- Nguyen, J. & Brymer, E. (2018). Nature-based guided imagery as an intervention for state anxiety. Frontiers in Psychology, 9, 1858. doi:10.3389/fpsyg.2018.01858. Retrieved from https://pubmed.ncbi.nlm.nih.gov/30333777/.
- Parizad, N., Goli, R., Faraji, N., et al. (2021). Effect of guided imagery on anxiety, muscle pain, and vital signs in patients with COVID-19: A randomized controlled trial. Complementary Therapies in Clinical Practice, 43, 101335. doi:10.1016/j.ctcp.2021.101335. Retrieved from https://pubmed.ncbi.nlm.nih.gov/33647676/
- Patricolo, G. E., LaVoie, A., Slavin, B., et al. (2017). Beneficial effects of guided imagery or clinical massage on the status of patients in a progressive care unit. Critical Care Nurse, 37(1), 62–69. doi:10.4037/ccn2017282. Retrieved from https://pubmed.ncbi.nlm.nih.gov/28148616/
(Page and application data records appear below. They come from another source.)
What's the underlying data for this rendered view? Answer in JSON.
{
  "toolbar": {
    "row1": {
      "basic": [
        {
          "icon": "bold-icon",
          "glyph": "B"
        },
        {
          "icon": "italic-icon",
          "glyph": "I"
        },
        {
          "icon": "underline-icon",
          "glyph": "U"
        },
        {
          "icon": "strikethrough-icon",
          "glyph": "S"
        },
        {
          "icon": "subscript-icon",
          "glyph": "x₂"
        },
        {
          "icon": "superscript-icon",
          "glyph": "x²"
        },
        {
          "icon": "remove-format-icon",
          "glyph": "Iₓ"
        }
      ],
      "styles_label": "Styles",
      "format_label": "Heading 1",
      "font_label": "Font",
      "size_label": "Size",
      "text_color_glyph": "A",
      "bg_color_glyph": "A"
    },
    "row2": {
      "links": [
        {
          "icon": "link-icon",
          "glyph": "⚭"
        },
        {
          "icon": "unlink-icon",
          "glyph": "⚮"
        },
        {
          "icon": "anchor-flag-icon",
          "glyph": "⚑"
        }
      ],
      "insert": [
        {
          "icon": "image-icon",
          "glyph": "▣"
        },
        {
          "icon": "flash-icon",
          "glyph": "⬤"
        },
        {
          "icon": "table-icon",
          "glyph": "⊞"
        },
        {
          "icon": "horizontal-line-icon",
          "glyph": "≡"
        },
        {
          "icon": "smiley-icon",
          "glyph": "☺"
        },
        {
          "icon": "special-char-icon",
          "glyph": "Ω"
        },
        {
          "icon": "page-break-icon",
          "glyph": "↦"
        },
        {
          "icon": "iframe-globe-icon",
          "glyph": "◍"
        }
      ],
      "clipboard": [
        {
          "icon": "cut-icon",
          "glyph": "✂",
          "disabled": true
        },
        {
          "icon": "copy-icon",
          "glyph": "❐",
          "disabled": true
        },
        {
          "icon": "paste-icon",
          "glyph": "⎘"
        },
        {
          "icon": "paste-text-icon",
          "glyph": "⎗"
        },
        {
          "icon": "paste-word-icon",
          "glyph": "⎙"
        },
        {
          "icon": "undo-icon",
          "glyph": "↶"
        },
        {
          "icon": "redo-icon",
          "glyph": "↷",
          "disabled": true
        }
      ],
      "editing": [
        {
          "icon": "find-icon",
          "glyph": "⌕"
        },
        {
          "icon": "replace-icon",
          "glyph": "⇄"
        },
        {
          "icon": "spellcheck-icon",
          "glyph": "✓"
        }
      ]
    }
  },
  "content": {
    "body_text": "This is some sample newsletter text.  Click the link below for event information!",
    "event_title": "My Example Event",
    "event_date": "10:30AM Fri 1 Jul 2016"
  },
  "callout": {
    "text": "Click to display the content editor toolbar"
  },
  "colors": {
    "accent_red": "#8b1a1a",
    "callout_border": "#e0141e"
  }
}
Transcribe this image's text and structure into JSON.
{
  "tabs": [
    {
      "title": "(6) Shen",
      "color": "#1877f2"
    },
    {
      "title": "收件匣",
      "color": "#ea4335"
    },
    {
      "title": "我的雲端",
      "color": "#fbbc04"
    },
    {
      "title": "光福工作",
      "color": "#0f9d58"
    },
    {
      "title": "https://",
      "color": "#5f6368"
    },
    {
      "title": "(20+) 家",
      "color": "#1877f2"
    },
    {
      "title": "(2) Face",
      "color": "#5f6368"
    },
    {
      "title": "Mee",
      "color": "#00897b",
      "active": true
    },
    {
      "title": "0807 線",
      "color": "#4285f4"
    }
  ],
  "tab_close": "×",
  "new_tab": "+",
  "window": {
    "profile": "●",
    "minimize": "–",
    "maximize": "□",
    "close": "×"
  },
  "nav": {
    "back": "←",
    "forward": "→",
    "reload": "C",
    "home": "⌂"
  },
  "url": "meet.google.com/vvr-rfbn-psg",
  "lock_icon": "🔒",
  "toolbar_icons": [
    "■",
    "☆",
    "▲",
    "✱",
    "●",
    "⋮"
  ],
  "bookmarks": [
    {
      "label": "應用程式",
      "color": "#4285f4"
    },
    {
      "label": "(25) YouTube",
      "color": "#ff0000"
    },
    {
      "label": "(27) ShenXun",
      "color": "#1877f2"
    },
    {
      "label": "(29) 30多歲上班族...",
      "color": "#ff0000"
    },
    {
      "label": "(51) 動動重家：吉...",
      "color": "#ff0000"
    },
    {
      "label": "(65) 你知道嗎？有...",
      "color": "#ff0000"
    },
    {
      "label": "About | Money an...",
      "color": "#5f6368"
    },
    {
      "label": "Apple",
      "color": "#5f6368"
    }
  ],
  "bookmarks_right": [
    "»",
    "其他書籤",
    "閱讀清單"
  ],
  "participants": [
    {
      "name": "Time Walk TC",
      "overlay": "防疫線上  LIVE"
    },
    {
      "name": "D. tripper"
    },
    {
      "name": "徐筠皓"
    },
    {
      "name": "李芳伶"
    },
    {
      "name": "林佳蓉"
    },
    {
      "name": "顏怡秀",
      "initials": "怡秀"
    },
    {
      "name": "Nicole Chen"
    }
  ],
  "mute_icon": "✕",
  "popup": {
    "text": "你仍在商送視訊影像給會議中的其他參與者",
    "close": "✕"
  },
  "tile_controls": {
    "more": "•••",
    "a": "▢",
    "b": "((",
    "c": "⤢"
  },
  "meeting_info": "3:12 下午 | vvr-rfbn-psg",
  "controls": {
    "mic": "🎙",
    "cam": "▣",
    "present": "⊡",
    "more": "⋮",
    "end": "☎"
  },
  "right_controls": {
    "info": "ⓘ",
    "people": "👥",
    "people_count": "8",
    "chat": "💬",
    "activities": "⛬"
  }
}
- Sinha, M. K., Barman, A., Goyal, M., et al. (2021). Progressive muscle relaxation and guided imagery in breast cancer: A systematic review and meta-analysis of randomised controlled trials. Indian Journal of Palliative Care, 27(2), 336–344. doi:10.25259/IJPC_136_21. Retrieved from https://pubmed.ncbi.nlm.nih.gov/34511805/.
- Toussaint, L., Nguyen, Q. A., Roettger, C., et al. (2021). Effectiveness of progressive muscle relaxation, deep breathing, and guided imagery in promoting psychological and physiological states of relaxation. Evidence-Based Complementary and Alternative Medicine, 2021, 5924040. doi:10.1155/2021/5924040. Retrieved from https://pubmed.ncbi.nlm.nih.gov/34306146/
- Vagnoli, L., Bettini, A., Amore, E., et al. (2019). Relaxation-guided imagery reduces perioperative anxiety and pain in children: a randomized study. European Journal of Pediatrics, 178(6), 913–921. doi: 10.1007/s00431-019-03376-x. Retrieved from https://pubmed.ncbi.nlm.nih.gov/30944985/
Felix Gussone is a physician, health journalist and a Manager, Medical Content & Education at Ro.